- Building/increasing space within VAW shelters to house much-loved family pets.
- Attending to fears and allergies of all people in a community living environment.
- The importance of partnerships in a project such as this.
Dayna Desmarais has been a life-long animal lover and advocate. She believes in a humane Canada. Her life has been dedicated to working with animals in numerous capacities which she began by working with fostering for rescues in 2009. In 2012, she opened a pet-sitting company focused on providing the highest standards of care to animals in the Ottawa area. Shortly after that, she began an apprenticeship studying canine behaviour science in a more hands-on approach. While making great personal accomplishments in those fields, she also completed courses from Duke University in Canine Emotion & Cognition, as well as from the University of Edinburgh in Animal Welfare and Behaviour.
The year 2013 sparked the beginning of Dayna's involvement with SafePet Ottawa, where she sat on the Board as their Vice President for 3 years before being voted in as their President in 2017. It was through this young non-profit organization that she learned more about the link between domestic violence and animal abuse. It became apparent to her that more needed to be done to raise attention and awareness to the link between domestic violence and animal abuse.

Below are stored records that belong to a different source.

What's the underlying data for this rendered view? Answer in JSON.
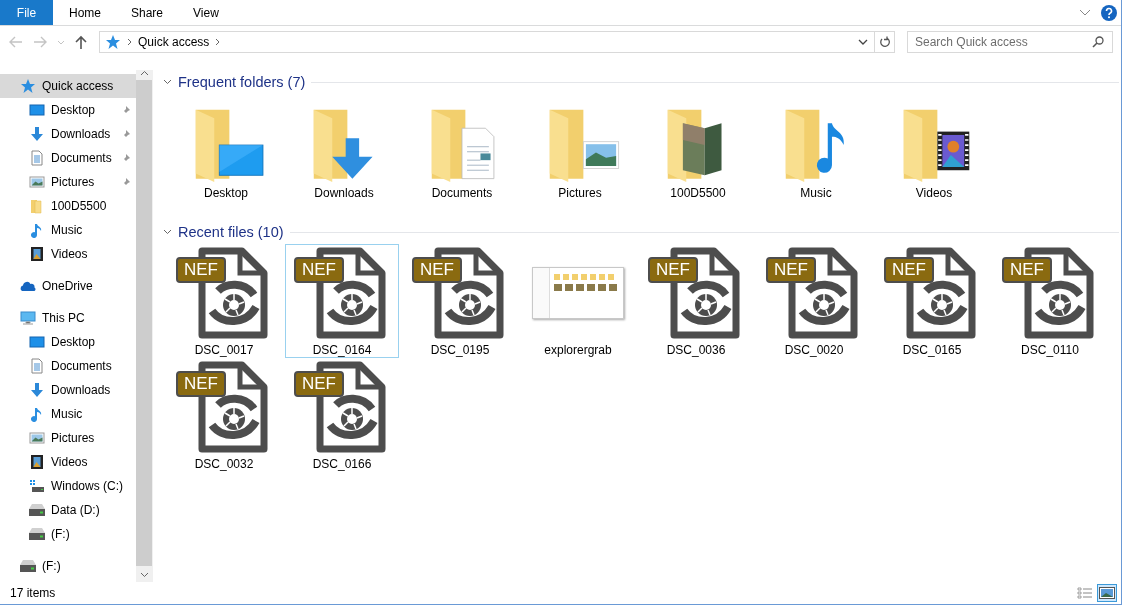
{
  "ribbon": {
    "tabs": [
      {
        "label": "File",
        "kind": "file"
      },
      {
        "label": "Home",
        "kind": "tab"
      },
      {
        "label": "Share",
        "kind": "tab"
      },
      {
        "label": "View",
        "kind": "tab"
      }
    ]
  },
  "address": {
    "path": [
      "Quick access"
    ]
  },
  "search": {
    "placeholder": "Search Quick access"
  },
  "sidebar": {
    "items": [
      {
        "label": "Quick access",
        "kind": "star",
        "selected": true,
        "children": [
          {
            "label": "Desktop",
            "kind": "desktop",
            "pinned": true,
            "selected": false
          },
          {
            "label": "Downloads",
            "kind": "downloads",
            "pinned": true,
            "selected": false
          },
          {
            "label": "Documents",
            "kind": "documents",
            "pinned": true,
            "selected": false
          },
          {
            "label": "Pictures",
            "kind": "pictures",
            "pinned": true,
            "selected": false
          },
          {
            "label": "100D5500",
            "kind": "folder",
            "pinned": false,
            "selected": false
          },
          {
            "label": "Music",
            "kind": "music",
            "pinned": false,
            "selected": false
          },
          {
            "label": "Videos",
            "kind": "videos",
            "pinned": false,
            "selected": false
          }
        ]
      },
      {
        "label": "OneDrive",
        "kind": "cloud",
        "selected": false
      },
      {
        "label": "This PC",
        "kind": "pc",
        "selected": false,
        "children": [
          {
            "label": "Desktop",
            "kind": "desktop",
            "pinned": false,
            "selected": false
          },
          {
            "label": "Documents",
            "kind": "documents",
            "pinned": false,
            "selected": false
          },
          {
            "label": "Downloads",
            "kind": "downloads",
            "pinned": false,
            "selected": false
          },
          {
            "label": "Music",
            "kind": "music",
            "pinned": false,
            "selected": false
          },
          {
            "label": "Pictures",
            "kind": "pictures",
            "pinned": false,
            "selected": false
          },
          {
            "label": "Videos",
            "kind": "videos",
            "pinned": false,
            "selected": false
          },
          {
            "label": "Windows (C:)",
            "kind": "system-drive",
            "pinned": false,
            "selected": false
          },
          {
            "label": "Data (D:)",
            "kind": "drive",
            "pinned": false,
            "selected": false
          },
          {
            "label": "(F:)",
            "kind": "drive",
            "pinned": false,
            "selected": false
          }
        ]
      },
      {
        "label": "(F:)",
        "kind": "drive",
        "selected": false
      }
    ]
  },
  "frequent_folders": {
    "title": "Frequent folders (7)",
    "items": [
      {
        "label": "Desktop",
        "kind": "desktop"
      },
      {
        "label": "Downloads",
        "kind": "downloads"
      },
      {
        "label": "Documents",
        "kind": "documents"
      },
      {
        "label": "Pictures",
        "kind": "pictures"
      },
      {
        "label": "100D5500",
        "kind": "photos"
      },
      {
        "label": "Music",
        "kind": "music"
      },
      {
        "label": "Videos",
        "kind": "videos"
      }
    ]
  },
  "recent_files": {
    "title": "Recent files (10)",
    "items": [
      {
        "name": "DSC_0017",
        "kind": "raw",
        "badge": "NEF",
        "selected": false
      },
      {
        "name": "DSC_0164",
        "kind": "raw",
        "badge": "NEF",
        "selected": true
      },
      {
        "name": "DSC_0195",
        "kind": "raw",
        "badge": "NEF",
        "selected": false
      },
      {
        "name": "explorergrab",
        "kind": "image",
        "selected": false
      },
      {
        "name": "DSC_0036",
        "kind": "raw",
        "badge": "NEF",
        "selected": false
      },
      {
        "name": "DSC_0020",
        "kind": "raw",
        "badge": "NEF",
        "selected": false
      },
      {
        "name": "DSC_0165",
        "kind": "raw",
        "badge": "NEF",
        "selected": false
      },
      {
        "name": "DSC_0110",
        "kind": "raw",
        "badge": "NEF",
        "selected": false
      },
      {
        "name": "DSC_0032",
        "kind": "raw",
        "badge": "NEF",
        "selected": false
      },
      {
        "name": "DSC_0166",
        "kind": "raw",
        "badge": "NEF",
        "selected": false
      }
    ]
  },
  "status_bar": {
    "count": "17 items",
    "views": [
      {
        "kind": "details",
        "selected": false
      },
      {
        "kind": "large-icons",
        "selected": true
      }
    ]
  }
}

The inspiration and motivation to make a difference for the treatment of animals came not only through Dayna's love for them, but also through her mother's. Dayna's mom inspires her every day to do more, to be better and to embody the true attributes of an animal advocate. Because of her mother's hard work to help rescue and rehabilitate animals throughout Dayna’s childhood, she has been blessed with the passion and drive to do the same. Read our interview with Dayna Rose-Desmarais here!
Kia Rainbow is the Executive Director of Interval House of Ottawa, a thirty-bed shelter for women and children fleeing violence. She has worked in the area of violence against women (VAW) for more than twenty-five years and, in that time, has researched, developed, implemented, managed and evaluated numerous VAW programs.

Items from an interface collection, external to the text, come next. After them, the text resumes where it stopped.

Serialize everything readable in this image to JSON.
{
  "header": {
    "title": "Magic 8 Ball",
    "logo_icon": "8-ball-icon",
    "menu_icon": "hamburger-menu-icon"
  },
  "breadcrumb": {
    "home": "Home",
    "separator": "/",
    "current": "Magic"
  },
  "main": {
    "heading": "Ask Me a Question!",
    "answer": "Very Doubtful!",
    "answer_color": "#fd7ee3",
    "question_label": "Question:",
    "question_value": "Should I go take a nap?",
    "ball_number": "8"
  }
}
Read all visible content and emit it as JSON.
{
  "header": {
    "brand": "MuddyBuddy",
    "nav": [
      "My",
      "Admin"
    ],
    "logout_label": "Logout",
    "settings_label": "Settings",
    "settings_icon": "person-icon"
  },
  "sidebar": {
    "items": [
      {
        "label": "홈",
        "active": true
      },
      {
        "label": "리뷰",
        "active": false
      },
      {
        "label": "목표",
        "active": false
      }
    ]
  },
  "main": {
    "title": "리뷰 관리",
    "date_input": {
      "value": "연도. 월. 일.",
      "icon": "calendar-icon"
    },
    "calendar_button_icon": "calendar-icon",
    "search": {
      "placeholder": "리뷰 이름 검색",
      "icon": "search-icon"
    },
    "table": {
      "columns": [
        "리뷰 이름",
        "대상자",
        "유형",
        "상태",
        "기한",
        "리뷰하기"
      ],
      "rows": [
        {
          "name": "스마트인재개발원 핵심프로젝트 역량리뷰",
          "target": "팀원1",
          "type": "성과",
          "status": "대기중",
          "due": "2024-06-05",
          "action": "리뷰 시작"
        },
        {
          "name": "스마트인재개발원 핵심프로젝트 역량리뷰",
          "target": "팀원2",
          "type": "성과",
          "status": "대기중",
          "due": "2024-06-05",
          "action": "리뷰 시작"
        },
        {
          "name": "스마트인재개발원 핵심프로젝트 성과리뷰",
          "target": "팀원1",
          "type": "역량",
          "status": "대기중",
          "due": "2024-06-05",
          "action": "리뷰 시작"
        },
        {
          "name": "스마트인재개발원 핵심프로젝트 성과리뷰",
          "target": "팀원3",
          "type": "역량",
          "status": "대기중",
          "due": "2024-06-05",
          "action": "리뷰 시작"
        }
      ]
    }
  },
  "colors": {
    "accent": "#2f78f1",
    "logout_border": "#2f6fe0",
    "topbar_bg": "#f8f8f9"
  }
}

Today, Kia is putting her energies into creating an innovative and groundbreaking animal co-housing program at Interval House of Ottawa. The animal housing area will support women and their children fleeing violence to bring their beloved family pets into the shelter with them. Numerous studies explain why women who are bonded to their companion animals may choose to remain in violent homes in order to keep their pets safe. As well, allowing women and children to take their pets with them eliminates their need to return to the abusive home to protect their pets from the abusers’ calculated retaliation.
TUESDAY, DECEMBER 5
SPEAKER: Carl Sesely, Profiler, Behavioural Sciences Unit, Royal Canadian Mounted Police
Criminal behaviour is a complex phenomenon and is the product of many drivers, including mental health. This presentation will explore how mental health plays a role in a variety of criminal behaviours, such as cruelty to animals, as well as discuss the
weight that profilers give to red flag behaviour traits like animal abuse and arson when they are building profiles, or when preparing to interview suspects. Participants will gain insight into how certain crimes figure into the profiling process.
- The role of mental health in cases of criminal abuse.
- Bestiality in the Criminal Code of Canada.
- Using red flag behaviour traits to build a profile.